### Exercise aim
Within the data below, copy each line where the string "children" is found.

### Material supplied

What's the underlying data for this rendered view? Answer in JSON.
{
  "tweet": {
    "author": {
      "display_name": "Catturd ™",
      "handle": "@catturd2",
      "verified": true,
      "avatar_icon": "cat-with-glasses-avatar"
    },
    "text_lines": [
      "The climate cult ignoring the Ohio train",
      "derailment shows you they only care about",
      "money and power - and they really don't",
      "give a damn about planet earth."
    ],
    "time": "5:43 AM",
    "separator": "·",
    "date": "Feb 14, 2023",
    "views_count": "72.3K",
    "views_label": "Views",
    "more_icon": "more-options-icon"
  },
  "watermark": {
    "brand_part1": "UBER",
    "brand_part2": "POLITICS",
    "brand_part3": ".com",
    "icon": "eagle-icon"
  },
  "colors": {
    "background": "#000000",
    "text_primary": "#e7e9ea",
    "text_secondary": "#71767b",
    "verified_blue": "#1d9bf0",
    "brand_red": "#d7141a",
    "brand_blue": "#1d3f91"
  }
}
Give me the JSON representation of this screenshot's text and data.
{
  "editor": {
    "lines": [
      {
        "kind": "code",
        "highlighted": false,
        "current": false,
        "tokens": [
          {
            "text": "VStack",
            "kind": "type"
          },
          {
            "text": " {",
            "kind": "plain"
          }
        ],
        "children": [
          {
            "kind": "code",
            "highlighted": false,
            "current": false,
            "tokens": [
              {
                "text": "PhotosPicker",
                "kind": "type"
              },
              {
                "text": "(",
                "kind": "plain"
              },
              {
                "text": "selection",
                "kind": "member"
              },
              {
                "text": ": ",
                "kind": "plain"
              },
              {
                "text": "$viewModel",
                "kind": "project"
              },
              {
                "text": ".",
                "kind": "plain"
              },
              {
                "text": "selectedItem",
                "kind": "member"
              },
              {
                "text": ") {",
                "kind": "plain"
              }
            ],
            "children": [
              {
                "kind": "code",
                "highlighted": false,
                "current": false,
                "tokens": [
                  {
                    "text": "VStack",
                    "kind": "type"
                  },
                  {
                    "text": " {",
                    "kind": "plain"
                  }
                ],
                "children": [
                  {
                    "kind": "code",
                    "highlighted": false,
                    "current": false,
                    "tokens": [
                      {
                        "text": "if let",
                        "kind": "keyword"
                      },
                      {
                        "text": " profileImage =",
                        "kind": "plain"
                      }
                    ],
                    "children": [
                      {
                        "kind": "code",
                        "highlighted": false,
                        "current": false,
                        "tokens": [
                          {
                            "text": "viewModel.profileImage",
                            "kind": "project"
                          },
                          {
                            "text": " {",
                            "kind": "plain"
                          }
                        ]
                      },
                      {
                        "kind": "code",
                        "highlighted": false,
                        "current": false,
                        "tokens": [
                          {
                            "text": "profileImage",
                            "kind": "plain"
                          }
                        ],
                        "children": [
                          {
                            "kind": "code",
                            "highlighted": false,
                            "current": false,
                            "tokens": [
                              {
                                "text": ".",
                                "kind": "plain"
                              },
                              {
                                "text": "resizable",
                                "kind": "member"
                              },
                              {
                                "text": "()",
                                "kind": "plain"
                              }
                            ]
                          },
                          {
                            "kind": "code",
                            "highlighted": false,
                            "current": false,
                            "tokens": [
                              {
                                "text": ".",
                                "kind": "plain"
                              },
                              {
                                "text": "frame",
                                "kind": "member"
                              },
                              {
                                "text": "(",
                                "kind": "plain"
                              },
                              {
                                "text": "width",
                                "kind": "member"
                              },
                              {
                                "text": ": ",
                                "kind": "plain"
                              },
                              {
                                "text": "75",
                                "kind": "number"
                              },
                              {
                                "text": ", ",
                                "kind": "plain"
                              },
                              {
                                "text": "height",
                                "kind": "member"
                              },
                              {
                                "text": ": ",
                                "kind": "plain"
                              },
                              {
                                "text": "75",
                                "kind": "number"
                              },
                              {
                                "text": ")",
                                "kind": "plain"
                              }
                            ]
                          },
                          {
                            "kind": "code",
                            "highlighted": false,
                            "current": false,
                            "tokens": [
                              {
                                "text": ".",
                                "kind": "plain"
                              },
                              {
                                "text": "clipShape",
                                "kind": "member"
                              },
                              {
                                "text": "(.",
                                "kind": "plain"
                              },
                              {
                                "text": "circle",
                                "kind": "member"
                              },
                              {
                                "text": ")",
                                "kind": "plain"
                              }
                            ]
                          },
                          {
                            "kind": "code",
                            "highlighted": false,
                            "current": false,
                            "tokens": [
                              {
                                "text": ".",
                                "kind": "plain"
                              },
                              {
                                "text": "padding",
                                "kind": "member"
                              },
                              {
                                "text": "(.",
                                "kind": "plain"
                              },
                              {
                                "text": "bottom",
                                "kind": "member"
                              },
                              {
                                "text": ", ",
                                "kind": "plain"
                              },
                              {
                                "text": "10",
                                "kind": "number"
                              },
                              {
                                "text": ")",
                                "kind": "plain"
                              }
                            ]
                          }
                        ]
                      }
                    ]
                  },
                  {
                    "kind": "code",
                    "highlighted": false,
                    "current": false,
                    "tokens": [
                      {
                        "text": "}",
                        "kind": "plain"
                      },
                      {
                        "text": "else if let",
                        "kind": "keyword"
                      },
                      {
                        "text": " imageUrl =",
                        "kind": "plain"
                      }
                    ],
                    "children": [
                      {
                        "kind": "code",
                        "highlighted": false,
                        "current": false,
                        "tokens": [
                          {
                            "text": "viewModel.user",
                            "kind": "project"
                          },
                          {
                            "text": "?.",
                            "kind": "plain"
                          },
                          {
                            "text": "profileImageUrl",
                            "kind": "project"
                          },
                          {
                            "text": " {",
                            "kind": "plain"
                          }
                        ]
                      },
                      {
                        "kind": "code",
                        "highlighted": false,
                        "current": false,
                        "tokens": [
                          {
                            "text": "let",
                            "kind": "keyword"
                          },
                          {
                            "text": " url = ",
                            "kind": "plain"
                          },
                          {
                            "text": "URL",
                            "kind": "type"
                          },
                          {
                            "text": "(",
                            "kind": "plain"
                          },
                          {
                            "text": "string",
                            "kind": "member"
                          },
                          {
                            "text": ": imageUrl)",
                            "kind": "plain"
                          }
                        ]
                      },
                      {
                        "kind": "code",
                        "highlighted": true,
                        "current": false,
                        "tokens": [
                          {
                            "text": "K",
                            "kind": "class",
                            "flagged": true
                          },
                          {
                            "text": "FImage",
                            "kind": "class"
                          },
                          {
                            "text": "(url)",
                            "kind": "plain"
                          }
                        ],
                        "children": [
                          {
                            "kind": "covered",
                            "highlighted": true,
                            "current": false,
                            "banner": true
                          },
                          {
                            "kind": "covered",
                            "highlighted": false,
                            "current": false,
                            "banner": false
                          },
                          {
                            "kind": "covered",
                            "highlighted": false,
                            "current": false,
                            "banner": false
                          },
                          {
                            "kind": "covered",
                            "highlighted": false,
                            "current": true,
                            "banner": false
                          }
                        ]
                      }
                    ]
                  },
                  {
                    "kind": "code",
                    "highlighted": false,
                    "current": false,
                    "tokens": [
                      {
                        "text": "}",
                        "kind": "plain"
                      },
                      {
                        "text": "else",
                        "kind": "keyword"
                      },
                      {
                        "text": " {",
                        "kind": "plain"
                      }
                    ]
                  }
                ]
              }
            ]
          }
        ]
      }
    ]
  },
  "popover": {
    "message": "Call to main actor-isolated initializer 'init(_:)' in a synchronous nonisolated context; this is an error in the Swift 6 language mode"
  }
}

### Written solution
        "children": [
            "children": [
                "children": [
                    "children": [
                        "children": [
                    "children": [
                        "children": [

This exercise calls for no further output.